INTERESTING DRAGON BOAT FESTIVAL CUSTOMS ACROSS CHINA
On the day of Dragon Boat festival, it is a taboo to fetch water from a well, because it is believed that the water could be poisonous. Therefore, people fetch water on the day before the festival.
In Sichuan, a province in South West of China, four people work as a group and use two bamboo poles to carry a big square desk covered with a red carpet. On that carpet sits a bamboo-made statue of a Taoist riding a tiger. The sound of gongs and drums accompany these people as they march in the street.
In Hunan, rich families with pregnant women throw auspicious coins into a jar of wine and then put the jar on the head of a dragon boat and pray for the successful birth of an heir, while, those families who are not as affluent would prepare chicken and wine instead as sacrifice. People also make straw boats and let them float away as a symbol of expelling God of Plague.
In Taiwan, Duanwu is also called Wuri (Meaning Fifth Day) Festival. People believe that if you can balance a raw egg on its end at exactly noon on the day, you will be lucky for the rest of the year.

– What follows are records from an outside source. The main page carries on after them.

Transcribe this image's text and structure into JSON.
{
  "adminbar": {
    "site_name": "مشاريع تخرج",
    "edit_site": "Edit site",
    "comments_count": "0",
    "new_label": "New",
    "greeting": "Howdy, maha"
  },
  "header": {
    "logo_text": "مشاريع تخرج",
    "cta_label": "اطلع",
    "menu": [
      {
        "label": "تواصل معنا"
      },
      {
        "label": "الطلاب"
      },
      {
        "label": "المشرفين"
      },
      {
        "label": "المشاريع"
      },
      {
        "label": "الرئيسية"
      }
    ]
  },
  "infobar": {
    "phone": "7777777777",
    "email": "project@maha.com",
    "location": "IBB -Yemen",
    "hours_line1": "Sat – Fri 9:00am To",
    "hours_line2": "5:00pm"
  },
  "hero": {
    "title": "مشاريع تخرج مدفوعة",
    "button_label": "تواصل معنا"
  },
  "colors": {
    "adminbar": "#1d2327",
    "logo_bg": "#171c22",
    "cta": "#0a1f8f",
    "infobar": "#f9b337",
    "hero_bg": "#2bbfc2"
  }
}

Another custom practiced in Taiwan is “fetching noon water”, in which people draw well water on the afternoon of the festival in the belief that it will cure all illness.
During the annual Dragon Boat Festival, the famous Tai O Dragon Boat Water Parade is held. Three fishermen associations in Tai O, the tranquil fishing village in west Lantou, organise a religious activity known as a “Deities Parade”.
On the day, the deity statues are put on sacred sampans towed by the dragon boats of the associations to parade through Tai O and to pacify the wandering water ghosts. Residents of the stilt houses along the water-course burn paper offerings as the dragon boats pass by. The deity statues are then returned to the respective temples after the ritual.